Coffee House Press has just published the work of a gifted Hmong writer, Kao Kalia Yang (http://www.kaokaliayang.com/home.html), titled The Latehomecomer: A Hmong Family Memoir. This poignant, unforgettable story about her family’s frightening experiences as they fled Laos after the Vietnam War, their years spent in a desolate, harsh Thai refugee camp where the author was born, and their ultimate immigration to the United States is a fine example of why smaller presses, dedicated to beautiful writing and important nonfiction, stories of people that might otherwise slip through the cracks because they are not about celebrities, are essential to literature in this era.

The Hmong and their circumstances after our government pulled the plug in Vietnam, Laos, and Cambodia, has been a previously untold story about an “invisible” people. This memoir reveals the heartbreak, the loss of home and family, the deplorable conditions in which families fought to survive in country, in Thailand, and upon arrival in the United States. Yang writes lyrically and well and weaves the folk lore of her ancestry and the love of one generation for another into a compelling tale.
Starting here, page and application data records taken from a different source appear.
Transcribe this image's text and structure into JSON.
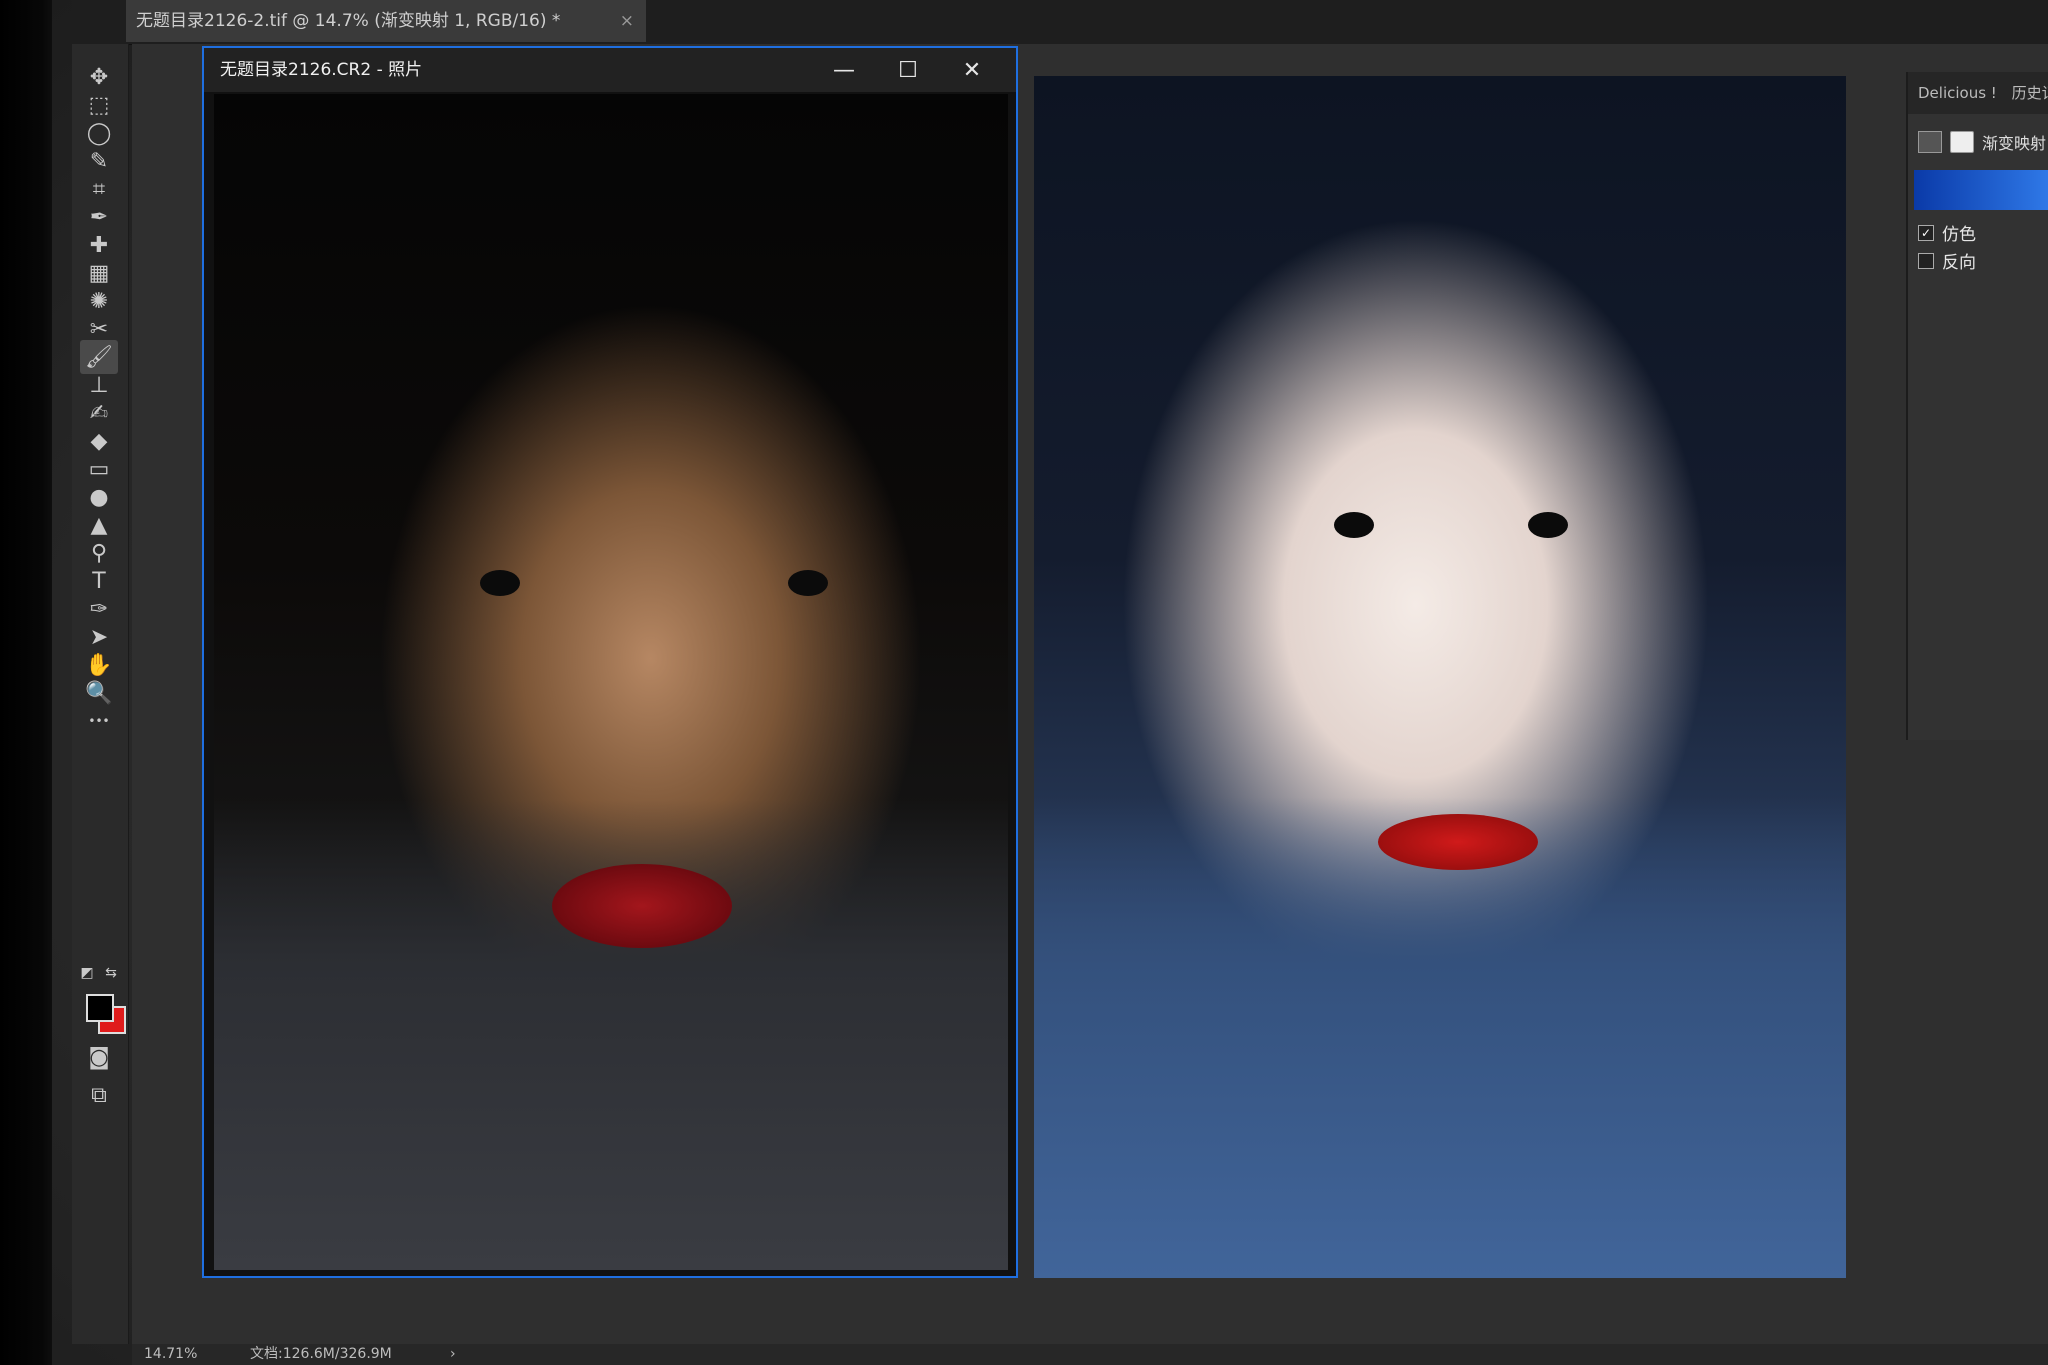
{
  "document_tab": {
    "title": "无题目录2126-2.tif @ 14.7% (渐变映射 1, RGB/16) *",
    "close_glyph": "×",
    "collapse_glyph": "»"
  },
  "photo_window": {
    "title": "无题目录2126.CR2 - 照片",
    "minimize_glyph": "—",
    "maximize_glyph": "☐",
    "close_glyph": "✕"
  },
  "toolbar": {
    "tools": [
      {
        "name": "move-tool-icon",
        "glyph": "✥"
      },
      {
        "name": "marquee-tool-icon",
        "glyph": "⬚"
      },
      {
        "name": "lasso-tool-icon",
        "glyph": "◯"
      },
      {
        "name": "quick-select-tool-icon",
        "glyph": "✎"
      },
      {
        "name": "crop-tool-icon",
        "glyph": "⌗"
      },
      {
        "name": "eyedropper-tool-icon",
        "glyph": "✒"
      },
      {
        "name": "healing-brush-tool-icon",
        "glyph": "✚"
      },
      {
        "name": "patch-tool-icon",
        "glyph": "▦"
      },
      {
        "name": "content-aware-tool-icon",
        "glyph": "✺"
      },
      {
        "name": "red-eye-tool-icon",
        "glyph": "✂"
      },
      {
        "name": "brush-tool-icon",
        "glyph": "🖌",
        "active": true
      },
      {
        "name": "clone-stamp-tool-icon",
        "glyph": "⊥"
      },
      {
        "name": "history-brush-tool-icon",
        "glyph": "✍"
      },
      {
        "name": "eraser-tool-icon",
        "glyph": "◆"
      },
      {
        "name": "gradient-tool-icon",
        "glyph": "▭"
      },
      {
        "name": "blur-tool-icon",
        "glyph": "●"
      },
      {
        "name": "sharpen-tool-icon",
        "glyph": "▲"
      },
      {
        "name": "dodge-tool-icon",
        "glyph": "⚲"
      },
      {
        "name": "type-tool-icon",
        "glyph": "T"
      },
      {
        "name": "pen-tool-icon",
        "glyph": "✑"
      },
      {
        "name": "path-select-tool-icon",
        "glyph": "➤"
      },
      {
        "name": "hand-tool-icon",
        "glyph": "✋"
      },
      {
        "name": "zoom-tool-icon",
        "glyph": "🔍"
      },
      {
        "name": "more-tools-icon",
        "glyph": "•••"
      }
    ],
    "swap_colors_glyph": "⇆",
    "default_colors_glyph": "◩",
    "quick_mask_glyph": "◙",
    "screen_mode_glyph": "⧉",
    "foreground_color": "#000000",
    "background_color": "#e01b1b"
  },
  "right_panel": {
    "tab_1": "Delicious !",
    "tab_2": "历史记",
    "layer_label": "渐变映射",
    "gradient_start": "#0a3aa8",
    "gradient_end": "#2f79e8",
    "option_dither": {
      "label": "仿色",
      "checked": true
    },
    "option_reverse": {
      "label": "反向",
      "checked": false
    }
  },
  "statusbar": {
    "zoom": "14.71%",
    "doc_info": "文档:126.6M/326.9M",
    "arrow": "›"
  }
}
As I read her story, I found myself wondering: Whatever happened to “Bring us your poor, your tired, your huddled masses”? Have we lost compassion for those not fortunate enough to be born here? Do we now just use people and discard them when they have nothing else we want, without regard for what being a US ally costs them? It’s happening again in Iraq. Those who help us are left to fend for themselves when no longer perceived as useful in reaching our military goals.

How do you feel about this behavior, this history, still in the making, of a government who abandons those in need, those not needed, and those unable to fend for themselves through circumstances not of their making? Is this America the Beautiful, land of the free? I’d love to hear your comments
-- Rosemary Carstens


Anonymous said...


Wow, you have convinced me that I need to get this book. Great write up on it. Given what is going on in Iraq it looks like history may repeat itself, sadly enough. Love your website.

Patrice St. Onge

ClaireWalter said...

I can't pretend that the Hmong people are at the top of my consciousness (especially in view of the millions displaced since then around the world), but because there is a significant community in Boulder County and elsewhere in Colorado, I do think of them on occasion. I don't know whether "we" have lost our compassion, but some of our policy-setters have. Alas, we are also living at a time when anti-immigrant sentiment seems OK. Ronald Reagan is deified by conservatives for demanding, "Mr. Gorbachev, tear down this wall!" And nowm to our shame, we are building one.

As for using and discarding people, there are disspiriting stories of Iraqi and Afghan translators for the US military who hav been used (sometimes wounded) and discarded -- or at least denied entry into this country. I agree that it is all shameful.